"I've never been much of a TV watcher, and the thought of spending all day or evening on the couch binge-watching a Netflix show honestly sounds so unappealing to me. Instead, I've really leaned into my love of reading over the past two months. It's not only a great way to entertain myself, but it passes the time well too. So much so that I will sometimes look at the clock at 8:30 p.m. only to realize I forgot to eat dinner, and I never skip meals. I'm on my 10th book of quarantine already, and so far my favorites are Before We Were Yours by Lisa Wingate, The Seven Husbands of Evelyn Hugo by Taylor Jenkins Reid, The Nightingale by Kristin Hannah (the movie comes out in 2021), and Normal People by Sally Rooney. And yes, I know I will eventually cave and watch the TV adaptation of that last one—sue me." — Michaela Bushkin, Senior Fashion Editor, Branded Content


"I've always loved to bake but can never find the time, so that's been a silver lining. I wish I could go crazy and make a layer cake or something, but then I'd have to eat it, so it's just been healthy things like gluten-free banana bread (shocking, I know) and cookies made with coconut sugar and almond butter." — Payer


"To be honest, I don't think I've gotten a full night of truly restful sleep since this whole thing began. One way I've been encouraging my body and mind to relax is by taking warm, soothing baths at least twice per week. Actually, I've always loved baths, but these days I find myself relying on them for that hour or so of much-needed release that really helps prime me for sleep. I'll soak in the tub while listening to a podcast or even while watching an episode of reality TV (my weakness!), and by the time I'm done, I'm so relaxed that sleep comes infinitely more easily. This period of isolation has taught me that treating myself with grace and kindness goes so much further than weighing myself down with pressure to perform, achieve, and produce when I'm feeling down. I think the best thing we can all do for ourselves now is to practice positive self-talk and gratitude as we move through this moment in time. And baths! More baths!" — Courtney Higgs, Associate Beauty Editor, Who What Wear


(Image credit: Calm)

"Another app I swear by is Calm, which has incredible 'sleep stories' that help me fall asleep in minutes, which is a delight for someone who normally takes over an hour to doze off." — Youngstrom
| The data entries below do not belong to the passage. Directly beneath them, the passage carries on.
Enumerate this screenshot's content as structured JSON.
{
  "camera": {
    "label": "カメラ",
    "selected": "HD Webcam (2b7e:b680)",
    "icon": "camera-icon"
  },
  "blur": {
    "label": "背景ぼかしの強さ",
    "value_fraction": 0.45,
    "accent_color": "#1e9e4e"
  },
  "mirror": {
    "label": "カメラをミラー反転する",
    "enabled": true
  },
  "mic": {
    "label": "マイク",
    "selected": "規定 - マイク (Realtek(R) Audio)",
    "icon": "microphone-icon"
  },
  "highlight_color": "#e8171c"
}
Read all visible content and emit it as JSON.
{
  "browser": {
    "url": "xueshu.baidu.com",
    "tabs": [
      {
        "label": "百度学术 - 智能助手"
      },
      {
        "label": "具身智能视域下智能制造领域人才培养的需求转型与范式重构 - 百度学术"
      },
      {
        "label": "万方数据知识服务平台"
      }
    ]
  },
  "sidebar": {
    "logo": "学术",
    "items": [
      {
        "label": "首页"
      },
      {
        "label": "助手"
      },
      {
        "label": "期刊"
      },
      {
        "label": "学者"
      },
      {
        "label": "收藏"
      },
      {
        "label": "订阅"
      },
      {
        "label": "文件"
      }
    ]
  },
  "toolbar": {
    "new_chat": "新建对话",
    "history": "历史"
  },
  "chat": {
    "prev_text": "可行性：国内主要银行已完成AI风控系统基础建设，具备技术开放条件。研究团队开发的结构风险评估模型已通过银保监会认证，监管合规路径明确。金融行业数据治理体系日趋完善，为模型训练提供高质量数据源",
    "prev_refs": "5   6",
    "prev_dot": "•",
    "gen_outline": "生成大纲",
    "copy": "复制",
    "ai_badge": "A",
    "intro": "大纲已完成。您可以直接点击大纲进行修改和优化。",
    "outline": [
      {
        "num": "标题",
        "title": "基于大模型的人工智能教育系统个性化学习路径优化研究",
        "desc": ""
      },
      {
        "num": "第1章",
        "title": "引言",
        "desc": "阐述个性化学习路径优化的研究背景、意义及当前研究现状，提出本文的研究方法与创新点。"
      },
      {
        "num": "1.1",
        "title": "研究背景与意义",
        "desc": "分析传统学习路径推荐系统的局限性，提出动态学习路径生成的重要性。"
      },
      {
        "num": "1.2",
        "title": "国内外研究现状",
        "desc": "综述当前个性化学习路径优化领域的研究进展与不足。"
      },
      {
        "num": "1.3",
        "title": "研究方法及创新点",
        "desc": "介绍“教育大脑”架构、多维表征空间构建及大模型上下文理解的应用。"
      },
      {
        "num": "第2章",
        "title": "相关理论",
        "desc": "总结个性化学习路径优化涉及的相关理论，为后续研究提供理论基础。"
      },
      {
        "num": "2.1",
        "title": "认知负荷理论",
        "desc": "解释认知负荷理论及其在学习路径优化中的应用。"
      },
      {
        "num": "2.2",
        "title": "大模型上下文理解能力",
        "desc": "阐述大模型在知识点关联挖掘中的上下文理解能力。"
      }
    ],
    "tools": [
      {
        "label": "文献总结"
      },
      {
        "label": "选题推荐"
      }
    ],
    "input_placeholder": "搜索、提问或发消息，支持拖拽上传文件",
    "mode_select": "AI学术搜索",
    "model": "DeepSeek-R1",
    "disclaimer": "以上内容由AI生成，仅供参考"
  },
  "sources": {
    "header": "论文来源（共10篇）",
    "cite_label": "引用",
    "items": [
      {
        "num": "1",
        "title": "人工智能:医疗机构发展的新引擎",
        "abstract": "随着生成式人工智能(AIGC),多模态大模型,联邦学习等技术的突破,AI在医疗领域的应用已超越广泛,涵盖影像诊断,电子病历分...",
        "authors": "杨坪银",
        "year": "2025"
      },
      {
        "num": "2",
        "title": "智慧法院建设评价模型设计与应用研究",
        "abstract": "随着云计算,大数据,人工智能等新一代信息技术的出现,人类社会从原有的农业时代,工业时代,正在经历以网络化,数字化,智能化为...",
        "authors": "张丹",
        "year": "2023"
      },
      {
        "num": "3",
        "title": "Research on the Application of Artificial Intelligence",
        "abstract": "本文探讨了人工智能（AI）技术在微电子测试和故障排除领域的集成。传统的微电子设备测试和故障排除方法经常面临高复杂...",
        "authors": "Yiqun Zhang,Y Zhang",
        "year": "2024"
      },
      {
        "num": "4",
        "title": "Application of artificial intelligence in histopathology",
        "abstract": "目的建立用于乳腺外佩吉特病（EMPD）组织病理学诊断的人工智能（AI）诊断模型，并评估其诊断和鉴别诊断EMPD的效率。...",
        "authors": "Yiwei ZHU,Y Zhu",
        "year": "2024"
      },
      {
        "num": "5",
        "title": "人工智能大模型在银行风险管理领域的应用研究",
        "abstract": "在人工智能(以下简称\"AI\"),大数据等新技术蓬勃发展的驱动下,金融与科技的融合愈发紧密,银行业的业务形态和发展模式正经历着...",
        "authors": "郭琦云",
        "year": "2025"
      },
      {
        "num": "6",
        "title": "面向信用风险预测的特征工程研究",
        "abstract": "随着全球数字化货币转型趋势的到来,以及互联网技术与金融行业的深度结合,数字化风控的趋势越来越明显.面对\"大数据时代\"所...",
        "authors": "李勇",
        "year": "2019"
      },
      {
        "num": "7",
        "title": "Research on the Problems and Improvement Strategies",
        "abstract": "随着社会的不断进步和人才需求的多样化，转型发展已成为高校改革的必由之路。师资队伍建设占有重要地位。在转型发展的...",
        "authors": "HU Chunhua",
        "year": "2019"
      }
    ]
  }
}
"One of the things I've missed the most since social distancing started is going out dancing with my friends. Since I cook and bake a lot, I've made a point to turn my moments alone in the kitchen into small parties: I turn the lights down low and blast whatever I'm feeling in the moment, whether it's Whitney Houston's hits or the latest release from Charli XCX. I'm sure my neighbors don't appreciate it, and I know my boyfriend thinks I'm nuts, but whatever works, works! And speaking of my boyfriend, our at-home date nights are such pick-me-ups after long days of staring at a screen. I can't recommend putting the phone and computer away enough." — Aralyn Beaumont, Copy Editor, Branded Content

Next up: 24 Little Things You Can Do for Yourself and Others Right Now


This article is provided for informational purposes only and is not intended to be used in the place of advice of your physician or other medical professionals. You should always consult with your doctor or healthcare provider first with any health-related questions.

Managing Editor

Sarah is lifestyle writer and editor with over 10 years of experience covering health and wellness, interior design, food, beauty, and tech. Born and raised in Los Angeles, she attended New York University and lived in New York for 12 years before returning to L.A. in 2019. In addition to her work on THE/THIRTY and Who What Wear, she held editor roles at Apartment Therapy, Real Simple, House Beautiful, Elle Decor, and The Bump (sister site of The Knot). She has a passion for health and wellness, but she especially loves writing about mental health. Her self-care routine consists of five things: a good workout, “me” time on the regular, an intriguing book/podcast/playlist to unwind after a long day, naps, and decorating her home.